Project: St George’s College
Client: Blenheim House Construction Ltd
Location: Weybridge, Surrey, UK
Archway Green were commissioned by Blenheim House Construction Ltd to complete the soft landscaping for a new build development at the prestigious Surrey independent school St George’s College, Weybridge. The combined college and junior school grounds cover well over100 acres of land, including a fine expanse of woodland in addition to an exceptional range of first-class facilities for sports and athletics. The bespoke activity centre is a modern and architecturally distinctive building which adds interest and further distinction to the college’s buildings, which seamlessly mix tradition and modernity. Blenheim House Construction are renowned for proactively introducing new technologies and modern construction techniques whilst retaining traditional craftsmanship skills, and Archway Green share their passion for the best of both old and new.
Blenheim House Construction Ltd were the landscapers for the development of a new, state-of-the-art activity centre at St George’s College, Weybridge. Archway Green were employed to landscape the surrounding green spaces, including an imposing frontage with a formal approach and elegant beds to harmonise with the sophisticated new building, which boasts a graceful curved roof and extensive glazing. In addition, naturalistic surrounding areas were planted, in keeping with the wider college environment, which includes much native woodland.
Due to the contours of the environment, the new activity centre was sunk into the ground, making it a challenging and interesting space to work with. Archway Green aimed to strike a balance between formal and informal design elements in the soft landscaping design, so as to do justice to both the magnificence and modernity of the new building, and the heritage of the college and its historic properties.
A spectacular frontage was created with the use of pleached hornbeam trees. Having been grown on a frame, the resultant canopies, shaped to create a slim screening effect, are both dramatic and distinguished.

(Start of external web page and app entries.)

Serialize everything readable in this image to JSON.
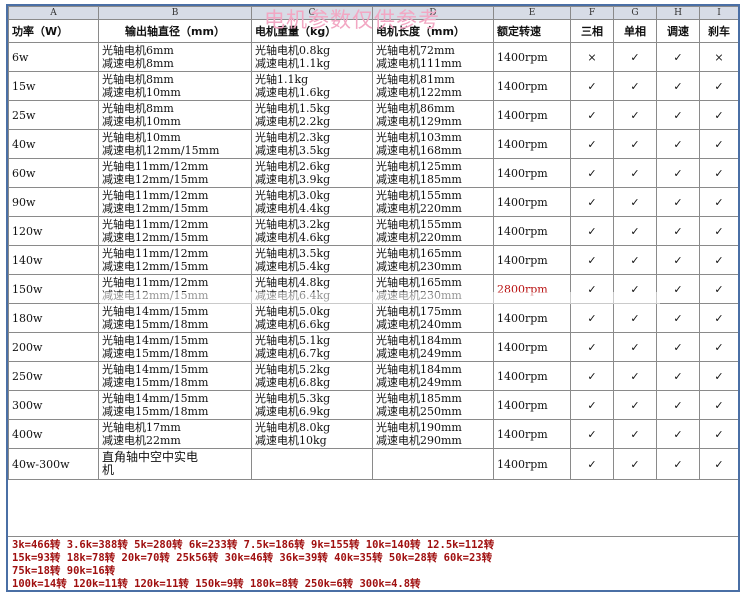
{
  "watermark": "电机参数仅供参考",
  "letters": [
    "A",
    "B",
    "C",
    "D",
    "E",
    "F",
    "G",
    "H",
    "I"
  ],
  "headers": {
    "power": "功率（W）",
    "shaft": "输出轴直径（mm）",
    "weight": "电机重量（kg）",
    "length": "电机长度（mm）",
    "speed": "额定转速",
    "three_phase": "三相",
    "single_phase": "单相",
    "speed_ctrl": "调速",
    "brake": "刹车"
  },
  "rows": [
    {
      "power": "6w",
      "shaft1": "光轴电机6mm",
      "shaft2": "减速电机8mm",
      "weight1": "光轴电机0.8kg",
      "weight2": "减速电机1.1kg",
      "length1": "光轴电机72mm",
      "length2": "减速电机111mm",
      "speed": "1400rpm",
      "three": "×",
      "single": "✓",
      "ctrl": "✓",
      "brake": "×"
    },
    {
      "power": "15w",
      "shaft1": "光轴电机8mm",
      "shaft2": "减速电机10mm",
      "weight1": "光轴1.1kg",
      "weight2": "减速电机1.6kg",
      "length1": "光轴电机81mm",
      "length2": "减速电机122mm",
      "speed": "1400rpm",
      "three": "✓",
      "single": "✓",
      "ctrl": "✓",
      "brake": "✓"
    },
    {
      "power": "25w",
      "shaft1": "光轴电机8mm",
      "shaft2": "减速电机10mm",
      "weight1": "光轴电机1.5kg",
      "weight2": "减速电机2.2kg",
      "length1": "光轴电机86mm",
      "length2": "减速电机129mm",
      "speed": "1400rpm",
      "three": "✓",
      "single": "✓",
      "ctrl": "✓",
      "brake": "✓"
    },
    {
      "power": "40w",
      "shaft1": "光轴电机10mm",
      "shaft2": "减速电机12mm/15mm",
      "weight1": "光轴电机2.3kg",
      "weight2": "减速电机3.5kg",
      "length1": "光轴电机103mm",
      "length2": "减速电机168mm",
      "speed": "1400rpm",
      "three": "✓",
      "single": "✓",
      "ctrl": "✓",
      "brake": "✓"
    },
    {
      "power": "60w",
      "shaft1": "光轴电11mm/12mm",
      "shaft2": "减速电12mm/15mm",
      "weight1": "光轴电机2.6kg",
      "weight2": "减速电机3.9kg",
      "length1": "光轴电机125mm",
      "length2": "减速电机185mm",
      "speed": "1400rpm",
      "three": "✓",
      "single": "✓",
      "ctrl": "✓",
      "brake": "✓"
    },
    {
      "power": "90w",
      "shaft1": "光轴电11mm/12mm",
      "shaft2": "减速电12mm/15mm",
      "weight1": "光轴电机3.0kg",
      "weight2": "减速电机4.4kg",
      "length1": "光轴电机155mm",
      "length2": "减速电机220mm",
      "speed": "1400rpm",
      "three": "✓",
      "single": "✓",
      "ctrl": "✓",
      "brake": "✓"
    },
    {
      "power": "120w",
      "shaft1": "光轴电11mm/12mm",
      "shaft2": "减速电12mm/15mm",
      "weight1": "光轴电机3.2kg",
      "weight2": "减速电机4.6kg",
      "length1": "光轴电机155mm",
      "length2": "减速电机220mm",
      "speed": "1400rpm",
      "three": "✓",
      "single": "✓",
      "ctrl": "✓",
      "brake": "✓"
    },
    {
      "power": "140w",
      "shaft1": "光轴电11mm/12mm",
      "shaft2": "减速电12mm/15mm",
      "weight1": "光轴电机3.5kg",
      "weight2": "减速电机5.4kg",
      "length1": "光轴电机165mm",
      "length2": "减速电机230mm",
      "speed": "1400rpm",
      "three": "✓",
      "single": "✓",
      "ctrl": "✓",
      "brake": "✓"
    },
    {
      "power": "150w",
      "shaft1": "光轴电11mm/12mm",
      "shaft2": "减速电12mm/15mm",
      "weight1": "光轴电机4.8kg",
      "weight2": "减速电机6.4kg",
      "length1": "光轴电机165mm",
      "length2": "减速电机230mm",
      "speed": "2800rpm",
      "speed_red": true,
      "three": "✓",
      "single": "✓",
      "ctrl": "✓",
      "brake": "✓"
    },
    {
      "power": "180w",
      "shaft1": "光轴电14mm/15mm",
      "shaft2": "减速电15mm/18mm",
      "weight1": "光轴电机5.0kg",
      "weight2": "减速电机6.6kg",
      "length1": "光轴电机175mm",
      "length2": "减速电机240mm",
      "speed": "1400rpm",
      "three": "✓",
      "single": "✓",
      "ctrl": "✓",
      "brake": "✓"
    },
    {
      "power": "200w",
      "shaft1": "光轴电14mm/15mm",
      "shaft2": "减速电15mm/18mm",
      "weight1": "光轴电机5.1kg",
      "weight2": "减速电机6.7kg",
      "length1": "光轴电机184mm",
      "length2": "减速电机249mm",
      "speed": "1400rpm",
      "three": "✓",
      "single": "✓",
      "ctrl": "✓",
      "brake": "✓"
    },
    {
      "power": "250w",
      "shaft1": "光轴电14mm/15mm",
      "shaft2": "减速电15mm/18mm",
      "weight1": "光轴电机5.2kg",
      "weight2": "减速电机6.8kg",
      "length1": "光轴电机184mm",
      "length2": "减速电机249mm",
      "speed": "1400rpm",
      "three": "✓",
      "single": "✓",
      "ctrl": "✓",
      "brake": "✓"
    },
    {
      "power": "300w",
      "shaft1": "光轴电14mm/15mm",
      "shaft2": "减速电15mm/18mm",
      "weight1": "光轴电机5.3kg",
      "weight2": "减速电机6.9kg",
      "length1": "光轴电机185mm",
      "length2": "减速电机250mm",
      "speed": "1400rpm",
      "three": "✓",
      "single": "✓",
      "ctrl": "✓",
      "brake": "✓"
    },
    {
      "power": "400w",
      "shaft1": "光轴电机17mm",
      "shaft2": "减速电机22mm",
      "weight1": "光轴电机8.0kg",
      "weight2": "减速电机10kg",
      "length1": "光轴电机190mm",
      "length2": "减速电机290mm",
      "speed": "1400rpm",
      "three": "✓",
      "single": "✓",
      "ctrl": "✓",
      "brake": "✓"
    }
  ],
  "last_row": {
    "power": "40w-300w",
    "shaft1": "直角轴中空中实电",
    "shaft2": "机",
    "speed": "1400rpm",
    "three": "✓",
    "single": "✓",
    "ctrl": "✓",
    "brake": "✓"
  },
  "conversion_lines": [
    "3k=466转 3.6k=388转 5k=280转 6k=233转 7.5k=186转 9k=155转 10k=140转 12.5k=112转",
    "15k=93转 18k=78转 20k=70转 25k56转 30k=46转 36k=39转 40k=35转 50k=28转 60k=23转",
    "75k=18转 90k=16转",
    "100k=14转 120k=11转 120k=11转 150k=9转 180k=8转 250k=6转 300k=4.8转"
  ]
}
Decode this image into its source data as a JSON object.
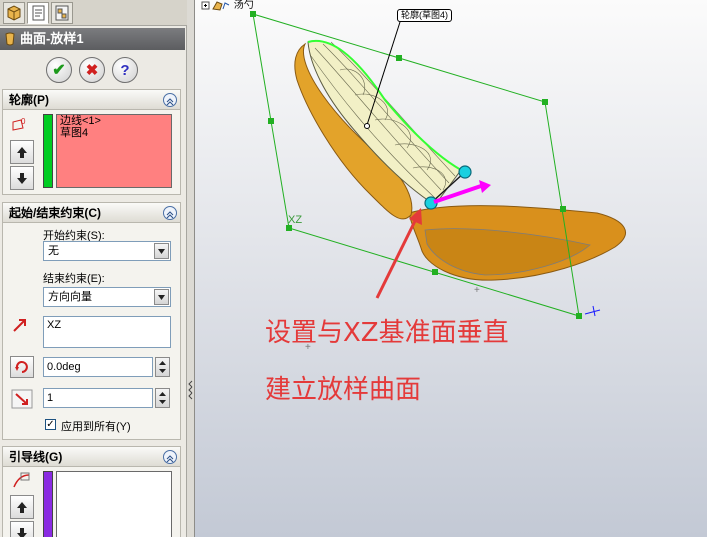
{
  "panel": {
    "title": "曲面-放样1",
    "tabs": [
      "feature-manager-icon",
      "property-manager-icon",
      "configuration-manager-icon"
    ],
    "actions": {
      "ok": "✔",
      "cancel": "✖",
      "help": "?"
    },
    "profiles": {
      "header": "轮廓(P)",
      "items": [
        "边线<1>",
        "草图4"
      ],
      "list_color": "#ff8080",
      "bar_color": "#00cc22"
    },
    "constraints": {
      "header": "起始/结束约束(C)",
      "start_label": "开始约束(S):",
      "start_value": "无",
      "end_label": "结束约束(E):",
      "end_value": "方向向量",
      "direction_value": "XZ",
      "angle_value": "0.0deg",
      "length_value": "1",
      "apply_all_label": "应用到所有(Y)",
      "apply_all_checked": true
    },
    "guides": {
      "header": "引导线(G)",
      "bar_color": "#8a2be2"
    }
  },
  "viewport": {
    "tree_node": "汤勺",
    "callout": "轮廓(草图4)",
    "plane_label": "XZ",
    "note_line1": "设置与XZ基准面垂直",
    "note_line2": "建立放样曲面",
    "colors": {
      "note": "#e43a3a",
      "plane": "#22b022",
      "surface": "#e09a20",
      "selection": "#f0f0c0",
      "vector": "#ff00ff"
    }
  }
}
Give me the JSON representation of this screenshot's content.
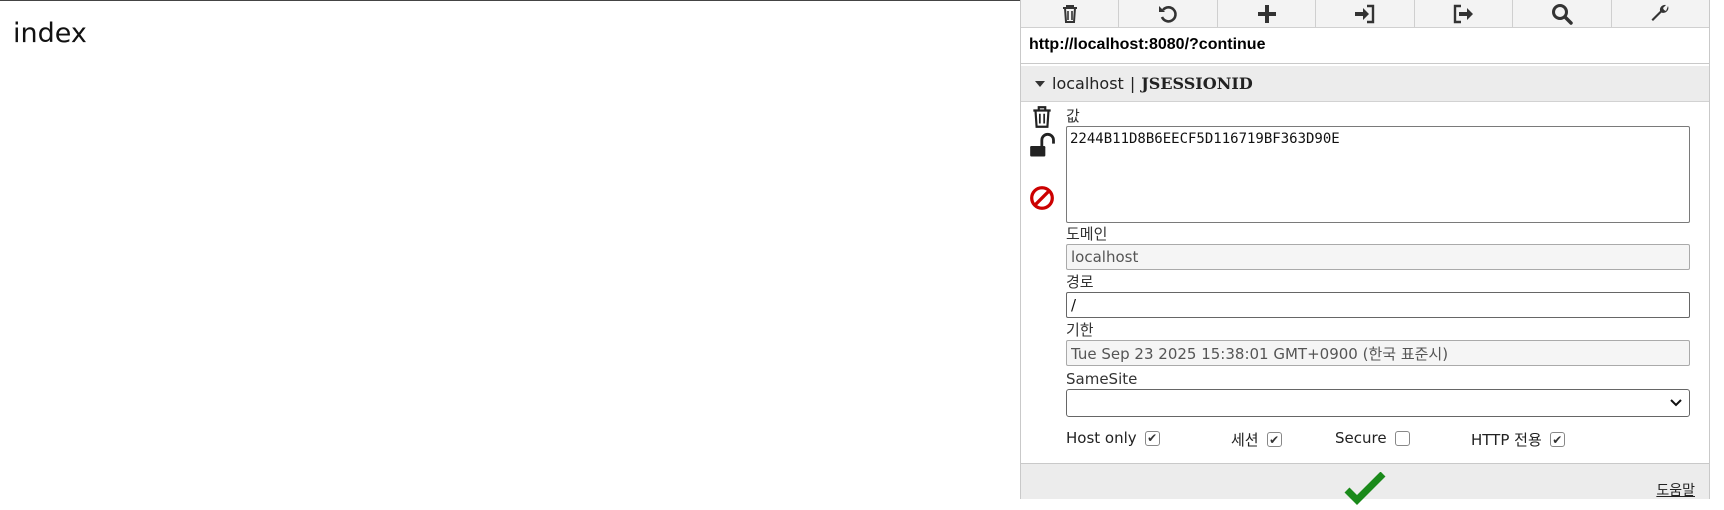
{
  "page": {
    "heading": "index"
  },
  "toolbar": {
    "buttons": [
      {
        "icon": "trash-icon"
      },
      {
        "icon": "refresh-icon"
      },
      {
        "icon": "plus-icon"
      },
      {
        "icon": "import-icon"
      },
      {
        "icon": "export-icon"
      },
      {
        "icon": "search-icon"
      },
      {
        "icon": "wrench-icon"
      }
    ]
  },
  "url": "http://localhost:8080/?continue",
  "cookie": {
    "domain": "localhost",
    "separator": "|",
    "name": "JSESSIONID",
    "value_label": "값",
    "value": "2244B11D8B6EECF5D116719BF363D90E",
    "domain_label": "도메인",
    "domain_value": "localhost",
    "path_label": "경로",
    "path_value": "/",
    "expiry_label": "기한",
    "expiry_value": "Tue Sep 23 2025 15:38:01 GMT+0900 (한국 표준시)",
    "samesite_label": "SameSite",
    "samesite_value": "",
    "flags": {
      "host_only_label": "Host only",
      "host_only": true,
      "session_label": "세션",
      "session": true,
      "secure_label": "Secure",
      "secure": false,
      "http_only_label": "HTTP 전용",
      "http_only": true
    }
  },
  "side_icons": [
    "trash-icon",
    "unlock-icon",
    "block-icon"
  ],
  "footer": {
    "help_label": "도움말",
    "save_icon": "checkmark-icon"
  },
  "colors": {
    "block": "#cc0000",
    "save": "#1a8a1a",
    "panel_header": "#ececec"
  }
}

Splendid borders and substantial beds surrounded the accessible sides of the building on each floor. These were filled with a variety of stunning ornamentals, shrubs, plants and grasses to create a feast of colour and texture throughout the year. From the glossy deep purple foliage of Ajuga reptans ‘Braunherz’ to the attractive grey-green leaves and vivid pink flowers of Hylotelephium spectabile ‘Brilliant’, Archway Green carefully selected complementary and sensory plants. Salvia officinalis ‘Purpurascens’ and Lavandula angustifolia ‘Hidcote’ were among the native plants with wonderful aromas. Ornamental grasses such as the feathery pink-tinged Miscanthus sinensis ‘Flamingo’ and the shimmering silver Deschampsia cespitosa ‘Goldtau’ had a softening effect, bridging the contrast between formality and informality.
The building is faced by a gently sloping hill on one side. Archway Green seeded the slope so as to create a stunning textured landscape as both an attractive feature and to attract wildlife. Allium sphaerocephalon (round-headed garlic), with its wonderful upright purplish blooms, stunning delicate Iris ‘Perry’s Blue’ (Sib) and dainty-blossomed Achillea millefolium (common yarrow) were among the wildflowers planted from seed or bulb.
Saplings were also planted in this bower of delight, as were ornamental specimens in the beds and other semi-mature trees in keeping with the surrounding woodland. Of these one of the most beautiful must be Amelanchier x grandiflora ‘Autumn Brilliance’ or Juneberry, which offers delicate white spring flowers and bronze leaves, attractive summer berries which are excellent for garden birds, and reddish autumnal foliage.
A rain garden was also installed at the back of the building to improve the water quality by filtering pollutants and alleviate stormwater drainage.
The Activity Centre opened in October 2019, to great acclaim, and the building is unquestionably enhanced by its architectural planting.
The eye-catching highlight of the soft landscaping works is undoubtedly the planting of 11 pleached Carpinus betulus lining the main approach to the building. Pleaching was a characteristic tool of 17th- and 18th-century garden design, training canopies into a slim, narrow shape that provides elegant and effective screening. Their use creates a modern and striking aesthetic with pleasing echoes of tradition. Around these, the formal beds are rich in texture and colour from the many stunning complementary shrubs.
The beautiful ornamental Liquidambar styraciflua (sweet gum) gave instant impact with a root-ball girth of 18-20cm, and will give joy for years to come with its spectacular, long-lasting autumn foliage of fiery oranges, reds and purples.
The saplings on the wildflower slope and other semi-mature trees, too, will continue to mature, blending with the wonderful woodland grounds and the other natural features, including the River Bourne. A variety of saplings and semi-mature trees were planted, including five Acer davidii (Père David’s maple), two Tilia cordata (small-leaved lime) and 4 betula nigra (river birch) – the latter ideal for a river landscape. The Chertsey Branch of the Bourne enters the college grounds in the north-western corner and the Addlestone Branch from the south-east. The two rivers meet in the north-east of the grounds before flowing northwards into the River Thames at Addlestone. Archway Green is proud to have contributed to such a stunning environment which future generations of scholars – and wildlife! – can cultivate and enjoy.